### Activity
Go over the material below and report every line that contains the word "currency".

### Source material

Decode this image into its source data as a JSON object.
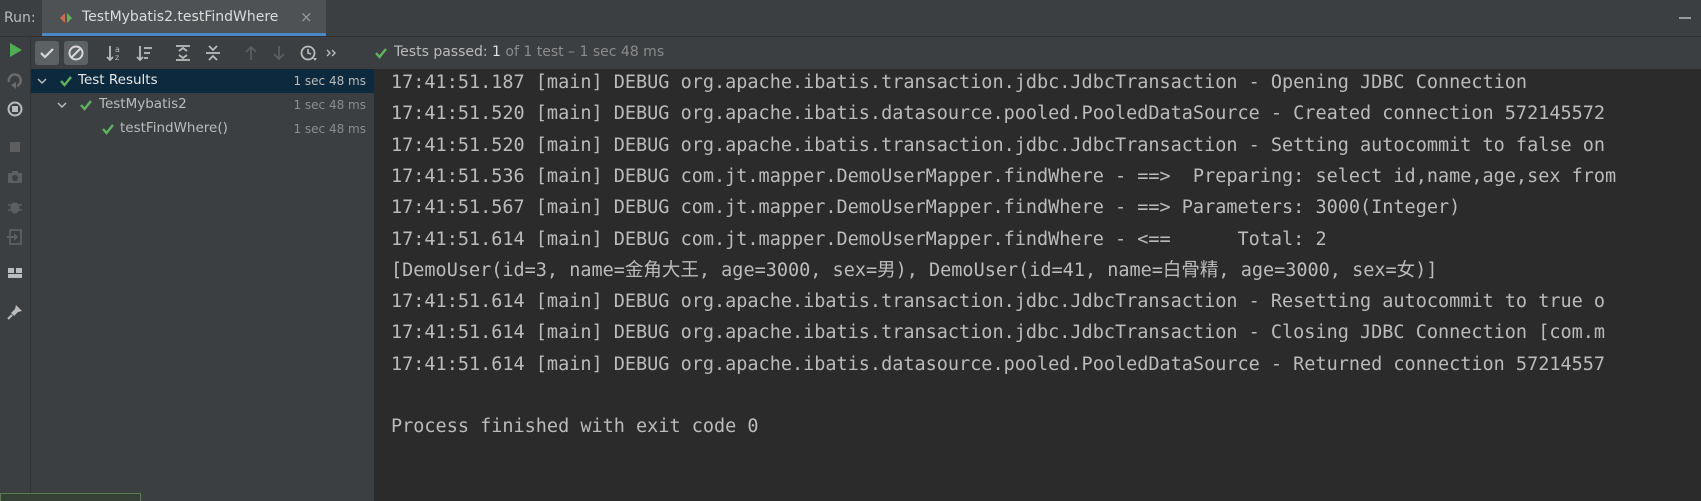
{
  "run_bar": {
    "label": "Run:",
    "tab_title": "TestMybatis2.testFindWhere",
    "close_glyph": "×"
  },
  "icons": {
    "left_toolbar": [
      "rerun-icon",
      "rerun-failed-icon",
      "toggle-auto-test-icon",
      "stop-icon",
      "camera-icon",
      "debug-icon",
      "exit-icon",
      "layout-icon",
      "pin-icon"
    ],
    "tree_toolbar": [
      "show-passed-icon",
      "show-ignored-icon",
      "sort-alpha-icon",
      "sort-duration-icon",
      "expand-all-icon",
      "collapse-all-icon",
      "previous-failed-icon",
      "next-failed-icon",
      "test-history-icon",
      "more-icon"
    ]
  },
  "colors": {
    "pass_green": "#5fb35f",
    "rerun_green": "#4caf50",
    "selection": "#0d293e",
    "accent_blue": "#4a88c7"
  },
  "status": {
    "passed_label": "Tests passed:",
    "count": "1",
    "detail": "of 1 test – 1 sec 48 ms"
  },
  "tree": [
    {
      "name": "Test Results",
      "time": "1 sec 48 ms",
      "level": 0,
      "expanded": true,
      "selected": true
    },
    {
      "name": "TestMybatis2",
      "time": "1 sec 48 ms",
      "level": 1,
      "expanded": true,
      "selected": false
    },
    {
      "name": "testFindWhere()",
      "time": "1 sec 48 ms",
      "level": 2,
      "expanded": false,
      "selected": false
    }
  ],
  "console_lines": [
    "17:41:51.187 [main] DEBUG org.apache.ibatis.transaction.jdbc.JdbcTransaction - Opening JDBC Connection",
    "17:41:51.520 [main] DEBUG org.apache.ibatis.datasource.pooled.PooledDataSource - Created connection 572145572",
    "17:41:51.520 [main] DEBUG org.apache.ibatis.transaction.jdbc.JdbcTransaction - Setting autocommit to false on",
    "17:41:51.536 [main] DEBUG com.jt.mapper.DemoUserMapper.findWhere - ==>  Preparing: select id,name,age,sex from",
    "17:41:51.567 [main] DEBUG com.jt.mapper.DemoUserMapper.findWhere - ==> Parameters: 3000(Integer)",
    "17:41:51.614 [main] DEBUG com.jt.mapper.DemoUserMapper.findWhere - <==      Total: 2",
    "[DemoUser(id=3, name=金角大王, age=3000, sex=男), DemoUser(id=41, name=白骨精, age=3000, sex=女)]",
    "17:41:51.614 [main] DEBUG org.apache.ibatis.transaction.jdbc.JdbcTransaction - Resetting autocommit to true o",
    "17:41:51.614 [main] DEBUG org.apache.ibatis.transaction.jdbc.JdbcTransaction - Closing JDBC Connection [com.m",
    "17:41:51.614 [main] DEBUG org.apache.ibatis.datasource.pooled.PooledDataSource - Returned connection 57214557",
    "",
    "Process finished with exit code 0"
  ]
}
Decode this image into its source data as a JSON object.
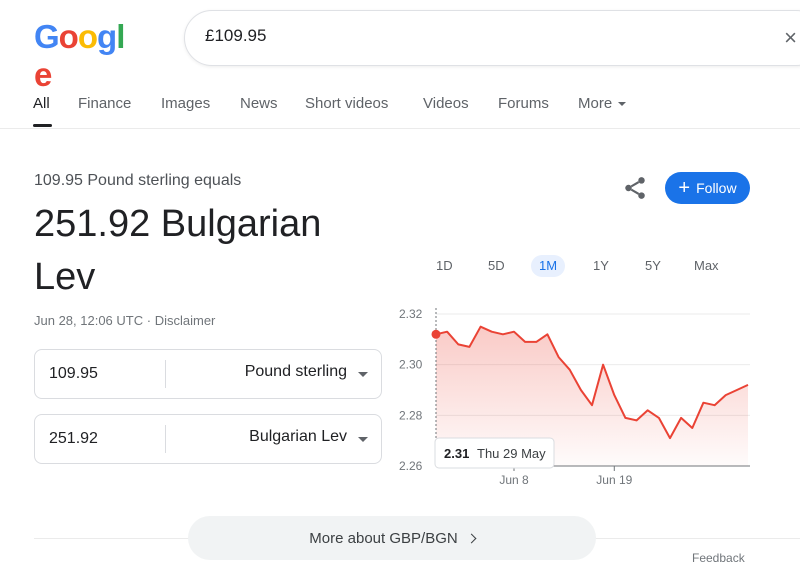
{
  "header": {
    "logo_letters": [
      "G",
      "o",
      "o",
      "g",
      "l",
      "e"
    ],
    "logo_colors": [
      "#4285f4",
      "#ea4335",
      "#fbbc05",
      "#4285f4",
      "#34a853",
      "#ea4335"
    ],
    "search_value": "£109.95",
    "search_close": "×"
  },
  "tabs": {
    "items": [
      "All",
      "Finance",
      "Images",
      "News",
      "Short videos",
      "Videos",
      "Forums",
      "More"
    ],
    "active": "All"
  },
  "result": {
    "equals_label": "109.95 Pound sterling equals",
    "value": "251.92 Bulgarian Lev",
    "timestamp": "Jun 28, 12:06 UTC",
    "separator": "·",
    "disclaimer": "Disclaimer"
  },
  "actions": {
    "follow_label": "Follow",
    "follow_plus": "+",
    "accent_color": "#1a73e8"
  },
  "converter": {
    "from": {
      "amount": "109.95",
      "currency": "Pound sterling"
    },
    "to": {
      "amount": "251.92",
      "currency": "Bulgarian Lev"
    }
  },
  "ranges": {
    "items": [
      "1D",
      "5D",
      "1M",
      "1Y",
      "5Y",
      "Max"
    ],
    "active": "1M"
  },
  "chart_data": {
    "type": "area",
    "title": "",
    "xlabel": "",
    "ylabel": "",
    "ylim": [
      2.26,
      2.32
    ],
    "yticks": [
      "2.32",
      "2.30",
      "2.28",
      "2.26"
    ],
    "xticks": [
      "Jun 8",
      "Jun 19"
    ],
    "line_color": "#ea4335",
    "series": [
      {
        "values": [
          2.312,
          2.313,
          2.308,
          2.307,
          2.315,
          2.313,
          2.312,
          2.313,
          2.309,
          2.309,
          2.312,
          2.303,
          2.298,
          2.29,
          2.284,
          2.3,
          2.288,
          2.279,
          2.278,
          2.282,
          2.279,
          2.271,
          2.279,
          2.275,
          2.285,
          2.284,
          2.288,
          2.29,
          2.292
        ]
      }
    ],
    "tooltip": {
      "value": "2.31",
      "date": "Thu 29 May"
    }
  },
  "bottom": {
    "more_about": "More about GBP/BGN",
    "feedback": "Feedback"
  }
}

### Final answer
      "currency": "Pound sterling"
      "currency": "Bulgarian Lev"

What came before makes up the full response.